so it will live to the right of my bed,
stew in its own wretchedness,
and be picked through for something more enticing to wear
but i will always put on the same sweater
tinged with the musk of fear
and the process of sweat
for at least it will be warm
and at least it will not ask me to explain why
a woman who cannot carry
a child still wants to have
children one day.
To the Child I Will Never Have
I have tried to write this many times. Instead I give up and use my hands to make something useful for you, even though I didn’t know it was always meant for you.
You would have had an affinity for blankets, it’s why I start making so many and never get around to finishing them. You would love the weight, just like I do, and I would have covered you in them until you felt secure.
I can see you so well. Holding you on my hip, foreheads pressed together, staring into your eyes. I will wash you in warm water. Soothe you when the world is too much. Try to comfort you like I wanted to be comforted. Make sure you are not afraid to hug.
Why can’t I hold you?
I will teach you to learn from your faults. I hope you will be spared the thrum of anxiety, the ache I have always held in my chest, and the guilt I inherited. That will end with me now, but I wish more than anything you could have had a start.

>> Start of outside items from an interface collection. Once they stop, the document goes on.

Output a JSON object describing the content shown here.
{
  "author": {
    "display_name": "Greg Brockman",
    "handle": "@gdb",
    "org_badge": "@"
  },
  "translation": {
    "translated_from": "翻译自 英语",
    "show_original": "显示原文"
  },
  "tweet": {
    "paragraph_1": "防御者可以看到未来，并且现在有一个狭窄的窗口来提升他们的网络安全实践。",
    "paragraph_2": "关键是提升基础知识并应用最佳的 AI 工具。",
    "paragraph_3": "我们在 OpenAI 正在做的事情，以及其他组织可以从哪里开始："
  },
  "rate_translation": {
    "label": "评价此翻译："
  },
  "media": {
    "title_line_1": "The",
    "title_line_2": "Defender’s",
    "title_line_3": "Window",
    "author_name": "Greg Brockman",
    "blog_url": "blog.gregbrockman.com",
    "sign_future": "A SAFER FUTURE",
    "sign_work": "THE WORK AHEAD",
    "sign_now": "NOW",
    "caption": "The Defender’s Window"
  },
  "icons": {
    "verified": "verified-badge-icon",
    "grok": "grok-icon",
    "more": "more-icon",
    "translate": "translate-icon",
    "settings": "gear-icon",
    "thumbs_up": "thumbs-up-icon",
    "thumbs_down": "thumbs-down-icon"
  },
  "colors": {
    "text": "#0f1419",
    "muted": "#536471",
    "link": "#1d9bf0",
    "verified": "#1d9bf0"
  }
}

You would have had such a beautiful mind, I know this for a fact, and I could have helped you through the pitfalls that comes with that, helped you negotiate the delicate dance so your movements were always your own.
Sometimes when I need to be near you, I touch my stomach and press ever so slightly in hopes that you will be able to feel my love. Sometimes I whisper things to you, semi-sweet secrets that I think would make you laugh. Sometimes I sing to you. You have the best taste in music.
When I dream about you, you are laughing. You run ahead of me, knowing so well that I would follow you anywhere, but you always look back to make sure I am behind you. I see you in fields and in cities, in houses and in parks. These places do not exist. I am not as tall as I am in my dreams. You have never laughed.
In my head you inherit the Earth. You are the reason I want to save it, so you may place it in your pocket, so your chosen family will be safe, so you may take them with you everywhere. And when you grow old, older than I am now, I will smile every day and never cry when I miss you, because I know you are in the world and all around me still.
I knew I would have to let you go – I just didn’t know it would be so soon.